A local Catholic leader in Pakistan has spoken out against the illegal confiscation of Church property by the government.
The Apostolic Administrator of the Archdiocese of Lahore in northern Pakistan, Bishop Sebastian Francis Shaw, deplored the illegal transfer into state ownership of a piece of land belonging to the Church.
He reported that the transfer has now also been formalized in the land register.
A Caritas center had previously stood on the confiscated land, which was torn down with heavy equipment under police protection on January 9, 2012.
The complex of buildings had included a day care center for old people, a sewing school for girls, a chapel and a convent for sisters, as well as further Catholic Church institutions.
The center has been in the possession of the Church since at least 1887.
He made his report to international Catholic pastoral charity Aid to the Church in Need (ACN), saying that a court has already ruled that the transfer of the land to state property took place illegally.
Shaw further stated that, in his opinion, in the case of the severe unrest that occurred on March 9 in a Christian district of Lahore, some government representatives had “had an eye on the land” and wanted to drive out the inhabitants.
The police stood by and did nothing when, two days after accusations of blasphemy made against the Christian Sawan Masih on March 7, some 3,000 men attacked St. Joseph’s Colony and set fire to 178 houses as well as two Christian churches.
In the Bishop’s view, however, it is gratifying that expressions of solidarity with the victims have come from numerous Muslims, along with spontaneous offers of aid.
“A growing consciousness is developing among the population that we are all Pakistanis,” the bishop said.
Bishop Shaw described how representatives of the government, Muslim scholars and a high-ranking Imam came together to visit the scene, give comfort to those affected and express their deep regret. This is the first time that such a thing has happened in this form, said Shaw.

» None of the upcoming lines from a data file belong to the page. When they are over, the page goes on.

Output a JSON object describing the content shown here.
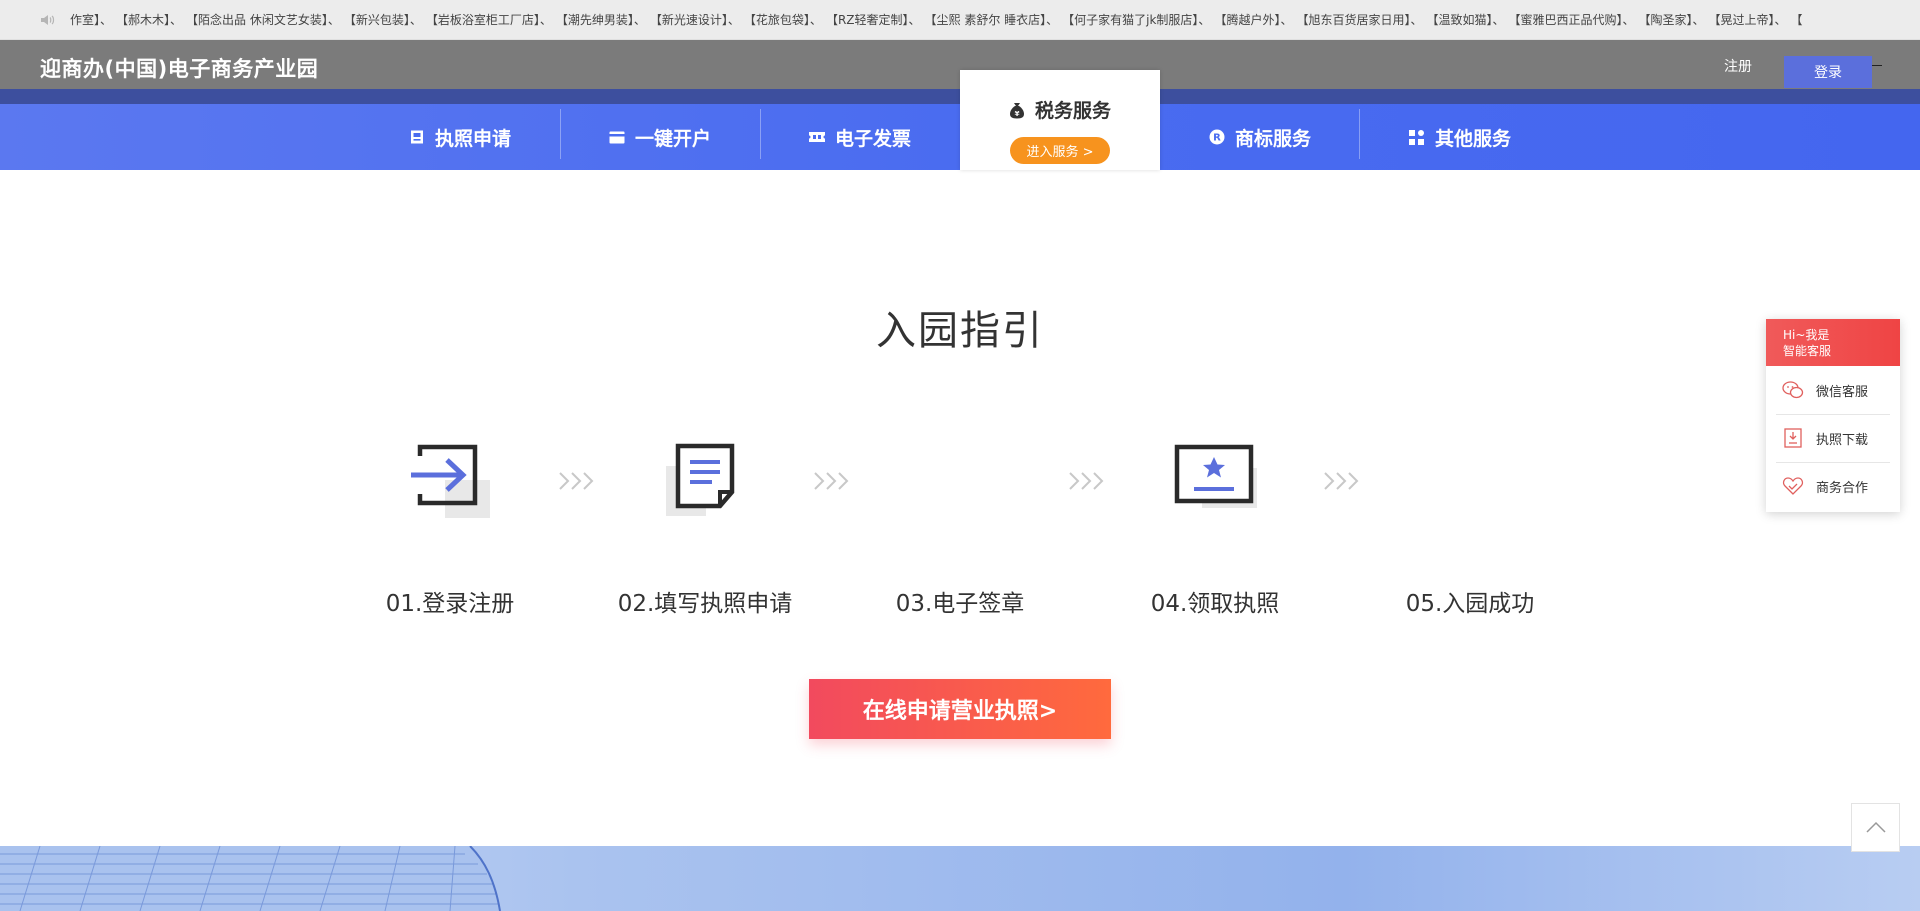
{
  "ticker": {
    "items": [
      "作室】、",
      "【郝木木】、",
      "【陌念出品 休闲文艺女装】、",
      "【新兴包装】、",
      "【岩板浴室柜工厂店】、",
      "【潮先绅男装】、",
      "【新光速设计】、",
      "【花旅包袋】、",
      "【RZ轻奢定制】、",
      "【尘熙 素舒尔 睡衣店】、",
      "【何子家有猫了jk制服店】、",
      "【腾越户外】、",
      "【旭东百货居家日用】、",
      "【温致如猫】、",
      "【蜜雅巴西正品代购】、",
      "【陶圣家】、",
      "【晃过上帝】、",
      "【"
    ]
  },
  "header": {
    "site_title": "迎商办(中国)电子商务产业园",
    "register": "注册",
    "login": "登录"
  },
  "nav": {
    "items": [
      {
        "label": "执照申请",
        "icon": "license-icon"
      },
      {
        "label": "一键开户",
        "icon": "card-icon"
      },
      {
        "label": "电子发票",
        "icon": "ticket-icon"
      },
      {
        "label": "税务服务",
        "icon": "money-bag-icon",
        "enter": "进入服务 >"
      },
      {
        "label": "商标服务",
        "icon": "registered-icon"
      },
      {
        "label": "其他服务",
        "icon": "grid-icon"
      }
    ]
  },
  "guide": {
    "title": "入园指引",
    "steps": [
      {
        "label": "01.登录注册",
        "icon": "login-arrow-icon"
      },
      {
        "label": "02.填写执照申请",
        "icon": "document-icon"
      },
      {
        "label": "03.电子签章",
        "icon": ""
      },
      {
        "label": "04.领取执照",
        "icon": "certificate-star-icon"
      },
      {
        "label": "05.入园成功",
        "icon": ""
      }
    ],
    "cta": "在线申请营业执照>"
  },
  "side": {
    "hi_line1": "Hi~我是",
    "hi_line2": "智能客服",
    "items": [
      {
        "label": "微信客服",
        "icon": "wechat-icon"
      },
      {
        "label": "执照下载",
        "icon": "download-icon"
      },
      {
        "label": "商务合作",
        "icon": "handshake-heart-icon"
      }
    ]
  },
  "colors": {
    "nav_blue": "#4a6cf0",
    "accent_orange": "#f7931e",
    "cta_red": "#f24a5e",
    "icon_blue": "#5b6fdc"
  }
}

“More and more voices are being raised saying that the whole congregation should not be punished when one of its members unconsciously or even consciously does wrong. This is a good sign.”